We've just noted how some countries have been or may be considering scrapping tax treaties with the Netherlands, fed up with the abuses that are routed through the country. Now Katrin McGauran at Somo sends us news of a book from within the Netherlands, describing it like this:
I understand it’s a well-put critique form mainstream journalists (former and current editors of the Dutch Quote magazine) that seems to hammer the last nail into the coffin of the official denial that tax evasion and money laundering are not a central part of Dutch trust sector. It also provides a first comprehensive historical overview of the Netherlands as a tax haven I understand (not only from a legal fiscal perspective).
The book is here
, and a web translation of the publicity says, among other things:
"In almost all major corporate scandals of recent times - Enron, Trafigura, Parmalat - were Dutch trust offices or their affiliates in the Caribbean in one way or another involved. Even worse is that the Netherlands is also a turntable in transporting and laundering dirty money, the Italian mafia to Chinese triads, Russian oilmen to Colombian trade houses - they know the road tax haven Netherlands as their pocket. While the government denies this crime, filling lawyers, tax accountants and their pockets with devising structures for criminals.
It is therefore no wonder that the criticism Netherlands increases. What have we here anyway? The trust sector and other stakeholders in the financial industry often defend themselves by pointing to the employment and additional tax revenues.
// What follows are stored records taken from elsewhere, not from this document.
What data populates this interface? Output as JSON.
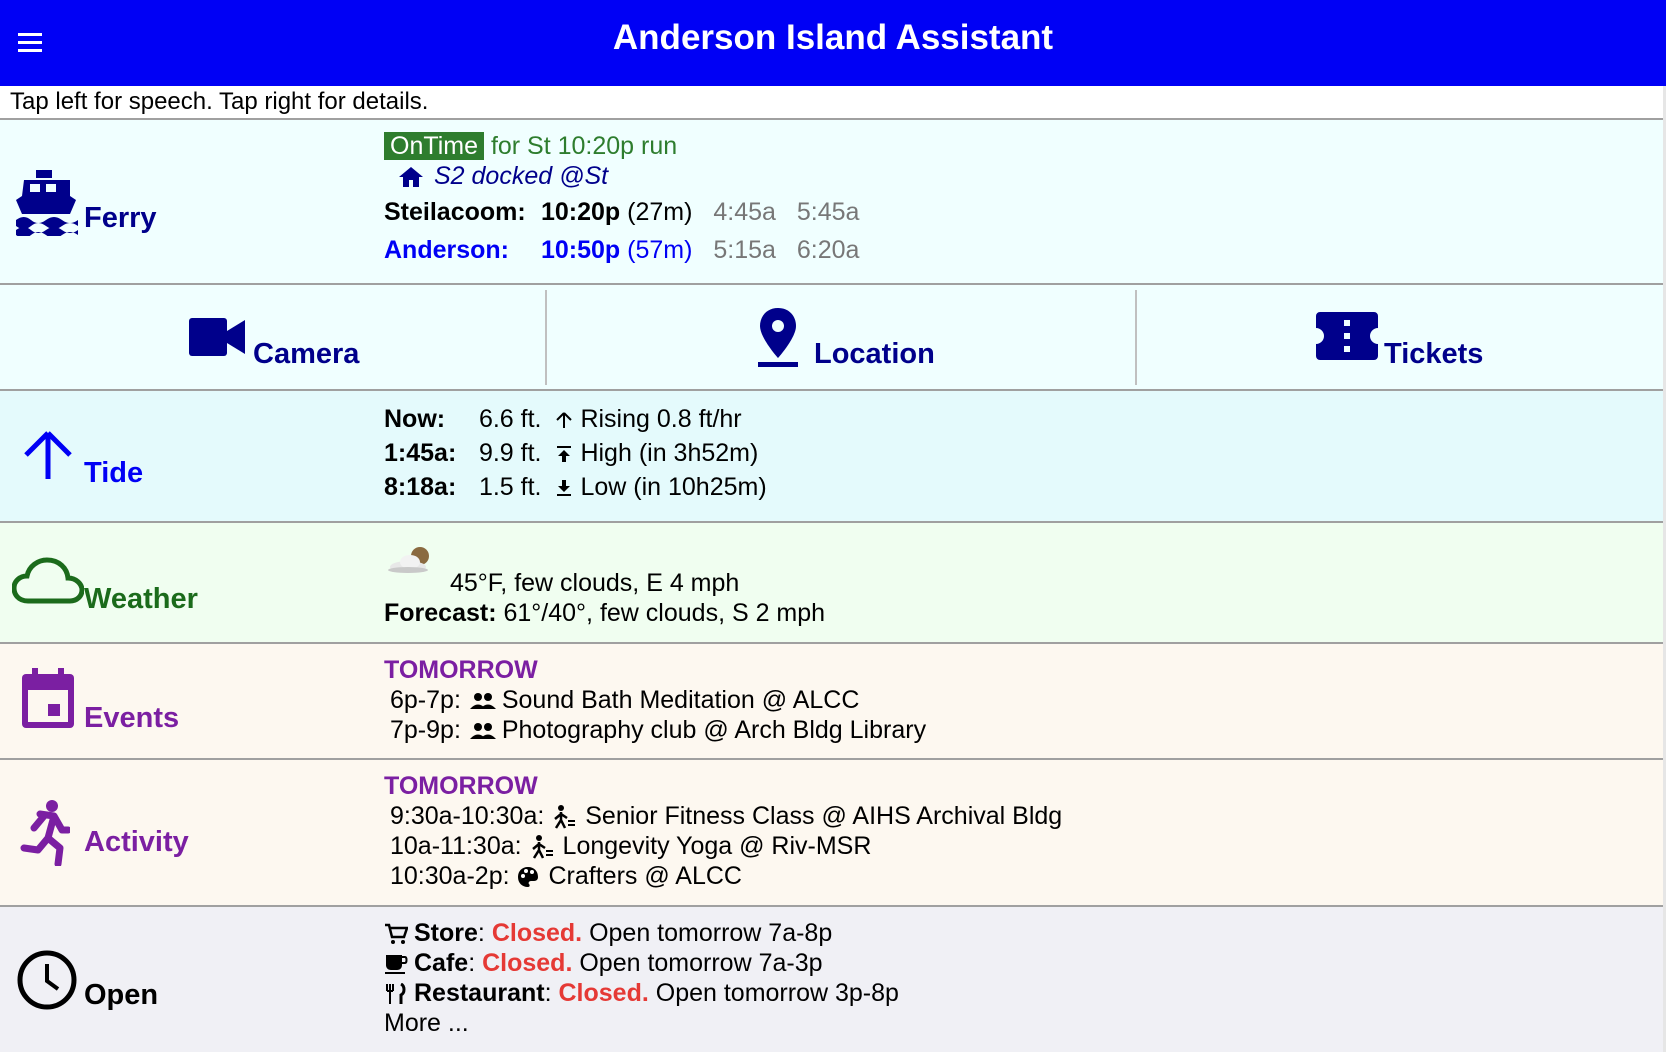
{
  "header": {
    "title": "Anderson Island Assistant",
    "menu_icon": "hamburger-menu-icon",
    "bg_color": "#0000f5"
  },
  "hint": "Tap left for speech. Tap right for details.",
  "ferry": {
    "label": "Ferry",
    "icon": "ship-icon",
    "status_badge": "OnTime",
    "status_text": "for St 10:20p run",
    "vessel_status": "S2 docked @St",
    "steilacoom": {
      "name": "Steilacoom:",
      "next": "10:20p",
      "wait": "(27m)",
      "later": [
        "4:45a",
        "5:45a"
      ]
    },
    "anderson": {
      "name": "Anderson:",
      "next": "10:50p",
      "wait": "(57m)",
      "later": [
        "5:15a",
        "6:20a"
      ]
    }
  },
  "tiles": {
    "camera": {
      "label": "Camera",
      "icon": "video-camera-icon"
    },
    "location": {
      "label": "Location",
      "icon": "map-pin-icon"
    },
    "tickets": {
      "label": "Tickets",
      "icon": "ticket-icon"
    }
  },
  "tide": {
    "label": "Tide",
    "icon": "arrow-up-icon",
    "rows": [
      {
        "time": "Now:",
        "height": "6.6 ft.",
        "desc": "Rising 0.8 ft/hr",
        "icon": "arrow-up-small-icon"
      },
      {
        "time": "1:45a:",
        "height": "9.9 ft.",
        "desc": "High (in 3h52m)",
        "icon": "arrow-to-top-icon"
      },
      {
        "time": "8:18a:",
        "height": "1.5 ft.",
        "desc": "Low (in 10h25m)",
        "icon": "arrow-to-bottom-icon"
      }
    ]
  },
  "weather": {
    "label": "Weather",
    "icon": "cloud-outline-icon",
    "condition_icon": "few-clouds-night-icon",
    "current": "45°F, few clouds, E 4 mph",
    "forecast_label": "Forecast:",
    "forecast": "61°/40°, few clouds, S 2 mph"
  },
  "events": {
    "label": "Events",
    "icon": "calendar-icon",
    "day": "TOMORROW",
    "items": [
      {
        "time": "6p-7p:",
        "icon": "people-icon",
        "text": "Sound Bath Meditation @ ALCC"
      },
      {
        "time": "7p-9p:",
        "icon": "people-icon",
        "text": "Photography club @ Arch Bldg Library"
      }
    ]
  },
  "activity": {
    "label": "Activity",
    "icon": "running-person-icon",
    "day": "TOMORROW",
    "items": [
      {
        "time": "9:30a-10:30a:",
        "icon": "fitness-icon",
        "text": "Senior Fitness Class @ AIHS Archival Bldg"
      },
      {
        "time": "10a-11:30a:",
        "icon": "fitness-icon",
        "text": "Longevity Yoga @ Riv-MSR"
      },
      {
        "time": "10:30a-2p:",
        "icon": "palette-icon",
        "text": "Crafters @ ALCC"
      }
    ]
  },
  "open": {
    "label": "Open",
    "icon": "clock-icon",
    "items": [
      {
        "icon": "cart-icon",
        "name": "Store",
        "status": "Closed.",
        "hours": "Open tomorrow 7a-8p"
      },
      {
        "icon": "coffee-icon",
        "name": "Cafe",
        "status": "Closed.",
        "hours": "Open tomorrow 7a-3p"
      },
      {
        "icon": "fork-knife-icon",
        "name": "Restaurant",
        "status": "Closed.",
        "hours": "Open tomorrow 3p-8p"
      }
    ],
    "more": "More ..."
  }
}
But from the calculation in the tax haven is created, it appears that the proceeds rather disappointing."
It's in Dutch, but it looks like a very useful contribution to the literature.